> _Problem description_
From the material below, return every line that includes "data".

> _Entries supplied_

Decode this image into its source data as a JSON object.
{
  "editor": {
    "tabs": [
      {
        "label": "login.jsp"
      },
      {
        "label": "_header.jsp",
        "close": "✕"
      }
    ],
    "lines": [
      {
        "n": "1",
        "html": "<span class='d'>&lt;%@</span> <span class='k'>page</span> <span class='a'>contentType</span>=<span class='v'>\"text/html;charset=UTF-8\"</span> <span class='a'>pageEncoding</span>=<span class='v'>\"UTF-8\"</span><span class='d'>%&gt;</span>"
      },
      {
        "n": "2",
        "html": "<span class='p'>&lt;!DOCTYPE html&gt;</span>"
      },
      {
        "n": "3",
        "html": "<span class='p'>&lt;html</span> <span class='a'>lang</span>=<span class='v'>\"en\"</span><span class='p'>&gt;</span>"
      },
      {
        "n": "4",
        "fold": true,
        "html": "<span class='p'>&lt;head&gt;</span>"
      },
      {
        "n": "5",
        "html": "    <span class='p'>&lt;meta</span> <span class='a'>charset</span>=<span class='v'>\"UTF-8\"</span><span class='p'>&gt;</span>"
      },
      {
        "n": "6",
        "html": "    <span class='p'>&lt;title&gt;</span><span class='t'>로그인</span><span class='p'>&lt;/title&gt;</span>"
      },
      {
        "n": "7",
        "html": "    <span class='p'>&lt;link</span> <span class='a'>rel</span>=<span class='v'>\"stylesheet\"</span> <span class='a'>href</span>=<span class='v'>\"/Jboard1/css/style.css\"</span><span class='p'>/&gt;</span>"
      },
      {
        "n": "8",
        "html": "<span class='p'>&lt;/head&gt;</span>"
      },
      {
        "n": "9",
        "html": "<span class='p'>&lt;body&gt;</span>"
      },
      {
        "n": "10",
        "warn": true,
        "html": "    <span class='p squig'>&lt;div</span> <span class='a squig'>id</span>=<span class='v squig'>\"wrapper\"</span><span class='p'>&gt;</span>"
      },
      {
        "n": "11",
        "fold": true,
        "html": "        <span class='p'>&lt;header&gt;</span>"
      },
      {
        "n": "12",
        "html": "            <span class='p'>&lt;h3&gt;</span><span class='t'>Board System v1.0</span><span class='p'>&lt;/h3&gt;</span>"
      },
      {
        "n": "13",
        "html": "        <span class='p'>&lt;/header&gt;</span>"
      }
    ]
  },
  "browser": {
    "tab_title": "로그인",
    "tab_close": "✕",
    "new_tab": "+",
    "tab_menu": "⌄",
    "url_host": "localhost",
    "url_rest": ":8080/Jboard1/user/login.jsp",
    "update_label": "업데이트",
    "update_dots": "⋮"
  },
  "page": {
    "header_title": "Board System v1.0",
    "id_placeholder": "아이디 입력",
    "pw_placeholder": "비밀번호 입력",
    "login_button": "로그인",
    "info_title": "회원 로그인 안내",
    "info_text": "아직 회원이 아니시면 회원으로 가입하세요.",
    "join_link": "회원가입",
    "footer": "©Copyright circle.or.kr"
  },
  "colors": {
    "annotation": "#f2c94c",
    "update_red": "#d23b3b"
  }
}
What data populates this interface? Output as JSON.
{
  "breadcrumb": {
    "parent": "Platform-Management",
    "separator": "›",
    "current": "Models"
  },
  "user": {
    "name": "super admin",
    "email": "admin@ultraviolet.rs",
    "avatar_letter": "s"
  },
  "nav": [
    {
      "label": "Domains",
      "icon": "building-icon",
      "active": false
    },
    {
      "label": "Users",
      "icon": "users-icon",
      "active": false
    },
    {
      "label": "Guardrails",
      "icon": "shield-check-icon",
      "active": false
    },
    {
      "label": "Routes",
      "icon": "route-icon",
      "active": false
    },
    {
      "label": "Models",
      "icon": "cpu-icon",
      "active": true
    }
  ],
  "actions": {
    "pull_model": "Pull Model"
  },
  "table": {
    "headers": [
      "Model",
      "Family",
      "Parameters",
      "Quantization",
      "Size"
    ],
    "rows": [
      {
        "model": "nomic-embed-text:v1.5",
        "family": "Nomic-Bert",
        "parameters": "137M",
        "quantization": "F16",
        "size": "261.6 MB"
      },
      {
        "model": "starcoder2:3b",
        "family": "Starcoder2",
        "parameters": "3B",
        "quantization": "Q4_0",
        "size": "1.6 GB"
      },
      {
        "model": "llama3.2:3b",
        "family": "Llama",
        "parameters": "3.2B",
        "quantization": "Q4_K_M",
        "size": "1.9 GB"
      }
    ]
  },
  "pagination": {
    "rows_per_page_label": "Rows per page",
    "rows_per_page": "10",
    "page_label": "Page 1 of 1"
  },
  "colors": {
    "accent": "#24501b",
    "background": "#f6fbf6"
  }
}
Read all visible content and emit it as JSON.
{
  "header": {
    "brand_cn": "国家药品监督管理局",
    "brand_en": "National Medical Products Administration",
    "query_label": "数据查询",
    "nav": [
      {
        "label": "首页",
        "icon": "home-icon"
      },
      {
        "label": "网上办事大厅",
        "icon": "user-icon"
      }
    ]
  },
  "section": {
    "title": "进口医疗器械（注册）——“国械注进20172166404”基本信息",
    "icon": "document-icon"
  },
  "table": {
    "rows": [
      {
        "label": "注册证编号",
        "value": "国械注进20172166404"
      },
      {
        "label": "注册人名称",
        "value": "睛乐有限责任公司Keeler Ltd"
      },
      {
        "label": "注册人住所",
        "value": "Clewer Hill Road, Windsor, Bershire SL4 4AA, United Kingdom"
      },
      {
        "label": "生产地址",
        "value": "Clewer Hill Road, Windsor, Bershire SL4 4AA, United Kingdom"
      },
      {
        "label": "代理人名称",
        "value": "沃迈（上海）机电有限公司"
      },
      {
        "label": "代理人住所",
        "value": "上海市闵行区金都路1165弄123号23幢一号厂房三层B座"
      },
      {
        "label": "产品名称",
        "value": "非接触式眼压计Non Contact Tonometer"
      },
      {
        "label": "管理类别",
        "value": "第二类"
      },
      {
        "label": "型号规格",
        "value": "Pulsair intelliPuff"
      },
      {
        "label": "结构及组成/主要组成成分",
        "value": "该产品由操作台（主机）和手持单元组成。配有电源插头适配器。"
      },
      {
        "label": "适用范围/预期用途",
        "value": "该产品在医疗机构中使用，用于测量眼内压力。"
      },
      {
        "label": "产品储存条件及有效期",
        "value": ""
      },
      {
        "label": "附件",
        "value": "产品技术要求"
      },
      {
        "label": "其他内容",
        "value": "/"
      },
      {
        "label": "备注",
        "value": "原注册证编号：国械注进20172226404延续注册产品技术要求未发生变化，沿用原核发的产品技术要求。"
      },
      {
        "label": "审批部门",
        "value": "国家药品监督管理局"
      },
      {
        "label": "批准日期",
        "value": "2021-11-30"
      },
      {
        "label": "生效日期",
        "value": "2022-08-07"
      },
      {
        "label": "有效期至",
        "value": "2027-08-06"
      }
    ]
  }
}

> _Answer for this exercise_
Decode this image into its source data as a JSON object.
What data populates this interface? Output as JSON.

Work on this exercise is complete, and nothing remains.